PROBLEM DETAILS:
Write out the lines of the records from the one containing "Decode this image" to the very last, keeping each exactly as it is.

[Element data from apps and pages]
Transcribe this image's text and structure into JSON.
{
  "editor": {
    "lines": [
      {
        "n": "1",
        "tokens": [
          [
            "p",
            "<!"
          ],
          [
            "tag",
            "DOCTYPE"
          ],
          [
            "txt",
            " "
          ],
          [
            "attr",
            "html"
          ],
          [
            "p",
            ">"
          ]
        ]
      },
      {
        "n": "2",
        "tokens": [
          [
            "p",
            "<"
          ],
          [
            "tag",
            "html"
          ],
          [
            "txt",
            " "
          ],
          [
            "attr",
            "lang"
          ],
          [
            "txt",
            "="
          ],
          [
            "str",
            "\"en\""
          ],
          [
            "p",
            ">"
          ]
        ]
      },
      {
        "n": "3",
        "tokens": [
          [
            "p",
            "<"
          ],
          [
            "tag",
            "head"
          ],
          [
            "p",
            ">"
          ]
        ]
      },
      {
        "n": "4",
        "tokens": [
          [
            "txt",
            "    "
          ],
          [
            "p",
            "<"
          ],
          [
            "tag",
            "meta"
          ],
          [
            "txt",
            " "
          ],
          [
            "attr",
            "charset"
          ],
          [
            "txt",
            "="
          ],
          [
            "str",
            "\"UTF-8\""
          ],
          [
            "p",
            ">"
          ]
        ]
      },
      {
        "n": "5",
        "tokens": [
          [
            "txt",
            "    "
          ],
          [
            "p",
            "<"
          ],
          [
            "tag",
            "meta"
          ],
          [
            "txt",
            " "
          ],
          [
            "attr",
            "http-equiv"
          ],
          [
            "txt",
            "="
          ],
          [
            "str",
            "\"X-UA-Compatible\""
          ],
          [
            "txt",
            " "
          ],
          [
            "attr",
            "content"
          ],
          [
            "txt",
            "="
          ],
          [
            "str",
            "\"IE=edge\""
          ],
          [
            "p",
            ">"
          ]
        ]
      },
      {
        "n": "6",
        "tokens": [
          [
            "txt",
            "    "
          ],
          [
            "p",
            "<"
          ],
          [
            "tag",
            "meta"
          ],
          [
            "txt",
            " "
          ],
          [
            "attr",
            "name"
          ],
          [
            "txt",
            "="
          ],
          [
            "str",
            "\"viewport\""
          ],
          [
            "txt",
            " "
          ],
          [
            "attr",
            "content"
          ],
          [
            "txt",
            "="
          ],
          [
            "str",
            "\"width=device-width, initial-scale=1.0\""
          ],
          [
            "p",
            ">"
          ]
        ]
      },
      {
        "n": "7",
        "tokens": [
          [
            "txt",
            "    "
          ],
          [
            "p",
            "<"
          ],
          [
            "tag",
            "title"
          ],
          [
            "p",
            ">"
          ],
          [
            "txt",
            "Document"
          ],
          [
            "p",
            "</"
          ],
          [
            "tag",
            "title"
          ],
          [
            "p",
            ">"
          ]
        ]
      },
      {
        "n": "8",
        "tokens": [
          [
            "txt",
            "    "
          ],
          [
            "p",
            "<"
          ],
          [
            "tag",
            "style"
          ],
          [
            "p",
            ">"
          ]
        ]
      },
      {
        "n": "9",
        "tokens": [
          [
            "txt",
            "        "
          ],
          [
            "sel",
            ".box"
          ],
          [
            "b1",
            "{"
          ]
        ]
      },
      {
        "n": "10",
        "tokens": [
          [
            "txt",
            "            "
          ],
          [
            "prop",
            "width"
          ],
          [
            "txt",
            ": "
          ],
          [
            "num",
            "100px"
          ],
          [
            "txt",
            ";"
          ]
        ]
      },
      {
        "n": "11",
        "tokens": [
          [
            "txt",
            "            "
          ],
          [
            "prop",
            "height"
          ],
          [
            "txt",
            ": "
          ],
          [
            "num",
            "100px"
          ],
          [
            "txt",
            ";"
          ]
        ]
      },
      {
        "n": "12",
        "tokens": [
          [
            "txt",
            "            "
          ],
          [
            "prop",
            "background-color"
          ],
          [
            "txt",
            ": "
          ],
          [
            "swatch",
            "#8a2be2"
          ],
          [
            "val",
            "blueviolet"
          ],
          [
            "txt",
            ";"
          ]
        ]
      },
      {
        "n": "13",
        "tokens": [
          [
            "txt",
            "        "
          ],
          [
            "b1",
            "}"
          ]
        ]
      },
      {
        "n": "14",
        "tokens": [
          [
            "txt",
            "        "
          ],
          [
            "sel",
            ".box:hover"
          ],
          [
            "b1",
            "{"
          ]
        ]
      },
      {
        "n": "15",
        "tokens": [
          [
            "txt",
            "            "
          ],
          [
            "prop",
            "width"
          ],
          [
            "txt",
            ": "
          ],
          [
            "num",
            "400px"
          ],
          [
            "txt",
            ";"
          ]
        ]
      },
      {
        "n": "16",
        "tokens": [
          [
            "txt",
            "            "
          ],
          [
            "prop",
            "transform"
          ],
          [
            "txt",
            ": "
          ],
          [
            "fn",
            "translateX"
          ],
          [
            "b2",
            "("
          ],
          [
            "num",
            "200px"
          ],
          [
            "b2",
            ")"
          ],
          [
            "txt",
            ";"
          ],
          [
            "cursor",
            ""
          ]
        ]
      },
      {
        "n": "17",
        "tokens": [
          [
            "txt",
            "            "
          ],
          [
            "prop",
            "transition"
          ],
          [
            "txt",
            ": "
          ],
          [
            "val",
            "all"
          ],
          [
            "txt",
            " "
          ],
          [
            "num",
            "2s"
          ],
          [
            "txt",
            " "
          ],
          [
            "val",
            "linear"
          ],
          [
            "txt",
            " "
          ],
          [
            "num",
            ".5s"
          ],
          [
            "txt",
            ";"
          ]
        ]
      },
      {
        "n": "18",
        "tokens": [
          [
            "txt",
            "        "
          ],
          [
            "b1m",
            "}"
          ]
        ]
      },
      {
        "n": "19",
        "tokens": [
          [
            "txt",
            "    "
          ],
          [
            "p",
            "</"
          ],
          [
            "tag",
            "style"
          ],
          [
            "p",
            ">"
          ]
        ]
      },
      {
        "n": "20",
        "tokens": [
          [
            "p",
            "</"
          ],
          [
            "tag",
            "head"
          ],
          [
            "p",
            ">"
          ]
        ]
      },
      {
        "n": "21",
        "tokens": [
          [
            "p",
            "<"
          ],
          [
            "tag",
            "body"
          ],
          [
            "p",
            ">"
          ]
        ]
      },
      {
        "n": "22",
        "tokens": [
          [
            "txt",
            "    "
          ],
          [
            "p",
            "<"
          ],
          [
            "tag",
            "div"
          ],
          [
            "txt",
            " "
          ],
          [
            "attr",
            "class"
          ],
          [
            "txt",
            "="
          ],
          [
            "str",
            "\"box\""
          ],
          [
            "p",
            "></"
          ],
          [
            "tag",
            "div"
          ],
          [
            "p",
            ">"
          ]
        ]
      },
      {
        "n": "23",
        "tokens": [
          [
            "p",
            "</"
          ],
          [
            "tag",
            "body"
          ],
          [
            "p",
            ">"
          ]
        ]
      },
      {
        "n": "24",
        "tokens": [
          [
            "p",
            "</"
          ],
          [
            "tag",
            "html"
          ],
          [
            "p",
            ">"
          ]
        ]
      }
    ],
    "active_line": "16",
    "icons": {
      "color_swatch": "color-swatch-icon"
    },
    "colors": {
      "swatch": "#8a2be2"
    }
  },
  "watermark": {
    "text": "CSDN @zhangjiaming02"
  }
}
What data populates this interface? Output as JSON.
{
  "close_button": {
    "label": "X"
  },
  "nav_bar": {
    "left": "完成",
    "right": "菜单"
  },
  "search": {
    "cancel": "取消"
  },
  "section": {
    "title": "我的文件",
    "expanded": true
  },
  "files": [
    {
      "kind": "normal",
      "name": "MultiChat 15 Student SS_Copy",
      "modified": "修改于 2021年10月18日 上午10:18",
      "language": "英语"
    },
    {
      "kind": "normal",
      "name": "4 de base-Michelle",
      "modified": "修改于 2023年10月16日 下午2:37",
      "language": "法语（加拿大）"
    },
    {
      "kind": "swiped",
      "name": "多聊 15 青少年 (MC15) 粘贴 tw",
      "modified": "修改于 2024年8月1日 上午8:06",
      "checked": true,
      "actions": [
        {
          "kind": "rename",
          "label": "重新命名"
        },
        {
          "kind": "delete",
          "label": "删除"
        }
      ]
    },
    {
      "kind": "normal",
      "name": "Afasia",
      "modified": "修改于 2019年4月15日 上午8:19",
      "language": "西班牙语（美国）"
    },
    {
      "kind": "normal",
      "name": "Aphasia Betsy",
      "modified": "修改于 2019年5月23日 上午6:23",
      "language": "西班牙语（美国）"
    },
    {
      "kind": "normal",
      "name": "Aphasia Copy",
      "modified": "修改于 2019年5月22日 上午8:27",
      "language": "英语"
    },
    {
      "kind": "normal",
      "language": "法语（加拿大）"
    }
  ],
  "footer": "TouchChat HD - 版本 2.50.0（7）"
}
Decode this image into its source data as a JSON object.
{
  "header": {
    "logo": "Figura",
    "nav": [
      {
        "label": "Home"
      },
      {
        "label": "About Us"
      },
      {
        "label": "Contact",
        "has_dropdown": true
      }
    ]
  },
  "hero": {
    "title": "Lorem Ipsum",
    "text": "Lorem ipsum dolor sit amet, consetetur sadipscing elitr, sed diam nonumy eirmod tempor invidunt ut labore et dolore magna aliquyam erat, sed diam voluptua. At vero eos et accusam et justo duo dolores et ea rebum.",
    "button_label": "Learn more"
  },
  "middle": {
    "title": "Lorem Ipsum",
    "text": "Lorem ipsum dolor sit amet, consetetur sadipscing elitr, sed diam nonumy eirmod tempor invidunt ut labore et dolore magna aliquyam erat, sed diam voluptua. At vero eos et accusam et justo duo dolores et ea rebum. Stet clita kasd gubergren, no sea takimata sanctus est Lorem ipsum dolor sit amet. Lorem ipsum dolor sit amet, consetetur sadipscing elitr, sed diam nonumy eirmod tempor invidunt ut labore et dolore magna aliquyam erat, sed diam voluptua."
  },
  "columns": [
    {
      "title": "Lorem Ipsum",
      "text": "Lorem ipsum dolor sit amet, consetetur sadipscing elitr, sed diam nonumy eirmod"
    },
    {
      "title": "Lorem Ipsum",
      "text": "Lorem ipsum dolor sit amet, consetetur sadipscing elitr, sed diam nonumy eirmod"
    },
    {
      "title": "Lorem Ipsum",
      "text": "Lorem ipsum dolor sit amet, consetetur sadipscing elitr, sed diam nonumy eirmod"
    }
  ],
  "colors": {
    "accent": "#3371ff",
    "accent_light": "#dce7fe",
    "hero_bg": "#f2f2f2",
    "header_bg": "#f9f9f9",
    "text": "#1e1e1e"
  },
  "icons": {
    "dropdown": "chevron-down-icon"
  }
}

THE COMPLETED TASK:
Decode this image into its source data as a JSON object.
{
  "header": {
    "logo": "Figura",
    "nav": [
      {
        "label": "Home"
      },
      {
        "label": "About Us"
      },
      {
        "label": "Contact",
        "has_dropdown": true
      }
    ]
  },
  "hero": {
    "title": "Lorem Ipsum",
    "text": "Lorem ipsum dolor sit amet, consetetur sadipscing elitr, sed diam nonumy eirmod tempor invidunt ut labore et dolore magna aliquyam erat, sed diam voluptua. At vero eos et accusam et justo duo dolores et ea rebum.",
    "button_label": "Learn more"
  },
  "middle": {
    "title": "Lorem Ipsum",
    "text": "Lorem ipsum dolor sit amet, consetetur sadipscing elitr, sed diam nonumy eirmod tempor invidunt ut labore et dolore magna aliquyam erat, sed diam voluptua. At vero eos et accusam et justo duo dolores et ea rebum. Stet clita kasd gubergren, no sea takimata sanctus est Lorem ipsum dolor sit amet. Lorem ipsum dolor sit amet, consetetur sadipscing elitr, sed diam nonumy eirmod tempor invidunt ut labore et dolore magna aliquyam erat, sed diam voluptua."
  },
  "columns": [
    {
      "title": "Lorem Ipsum",
      "text": "Lorem ipsum dolor sit amet, consetetur sadipscing elitr, sed diam nonumy eirmod"
    },
    {
      "title": "Lorem Ipsum",
      "text": "Lorem ipsum dolor sit amet, consetetur sadipscing elitr, sed diam nonumy eirmod"
    },
    {
      "title": "Lorem Ipsum",
      "text": "Lorem ipsum dolor sit amet, consetetur sadipscing elitr, sed diam nonumy eirmod"
    }
  ],
  "colors": {
    "accent": "#3371ff",
    "accent_light": "#dce7fe",
    "hero_bg": "#f2f2f2",
    "header_bg": "#f9f9f9",
    "text": "#1e1e1e"
  },
  "icons": {
    "dropdown": "chevron-down-icon"
  }
}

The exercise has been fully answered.